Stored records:
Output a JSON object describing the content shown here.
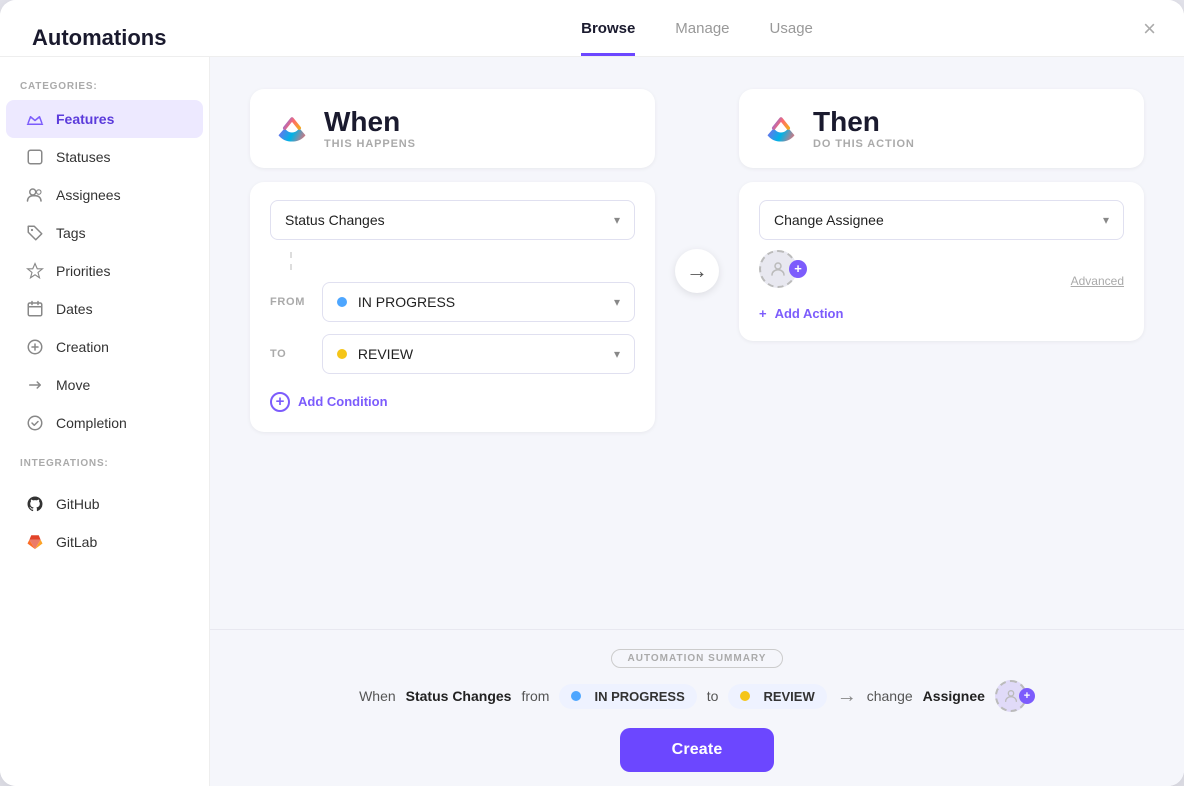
{
  "modal": {
    "title": "Automations",
    "close_label": "×"
  },
  "tabs": [
    {
      "label": "Browse",
      "active": true
    },
    {
      "label": "Manage",
      "active": false
    },
    {
      "label": "Usage",
      "active": false
    }
  ],
  "sidebar": {
    "categories_label": "CATEGORIES:",
    "integrations_label": "INTEGRATIONS:",
    "categories": [
      {
        "label": "Features",
        "active": true,
        "icon": "👑"
      },
      {
        "label": "Statuses",
        "active": false,
        "icon": "◻"
      },
      {
        "label": "Assignees",
        "active": false,
        "icon": "👤"
      },
      {
        "label": "Tags",
        "active": false,
        "icon": "🏷"
      },
      {
        "label": "Priorities",
        "active": false,
        "icon": "⚑"
      },
      {
        "label": "Dates",
        "active": false,
        "icon": "📅"
      },
      {
        "label": "Creation",
        "active": false,
        "icon": "➕"
      },
      {
        "label": "Move",
        "active": false,
        "icon": "↗"
      },
      {
        "label": "Completion",
        "active": false,
        "icon": "✓"
      }
    ],
    "integrations": [
      {
        "label": "GitHub",
        "icon": "github"
      },
      {
        "label": "GitLab",
        "icon": "gitlab"
      }
    ]
  },
  "when_panel": {
    "title": "When",
    "subtitle": "THIS HAPPENS",
    "trigger_label": "Status Changes",
    "from_label": "FROM",
    "from_status": "IN PROGRESS",
    "from_color": "blue",
    "to_label": "TO",
    "to_status": "REVIEW",
    "to_color": "yellow",
    "add_condition_label": "Add Condition"
  },
  "then_panel": {
    "title": "Then",
    "subtitle": "DO THIS ACTION",
    "action_label": "Change Assignee",
    "advanced_label": "Advanced",
    "add_action_label": "Add Action"
  },
  "summary": {
    "label": "AUTOMATION SUMMARY",
    "when_text": "When",
    "status_changes_text": "Status Changes",
    "from_text": "from",
    "in_progress_text": "IN PROGRESS",
    "to_text": "to",
    "review_text": "REVIEW",
    "change_text": "change",
    "assignee_text": "Assignee",
    "in_progress_color": "blue",
    "review_color": "yellow"
  },
  "create_button_label": "Create"
}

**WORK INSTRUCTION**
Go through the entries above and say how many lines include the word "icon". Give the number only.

**SOLUTION FOR THIS PROBLEM**
11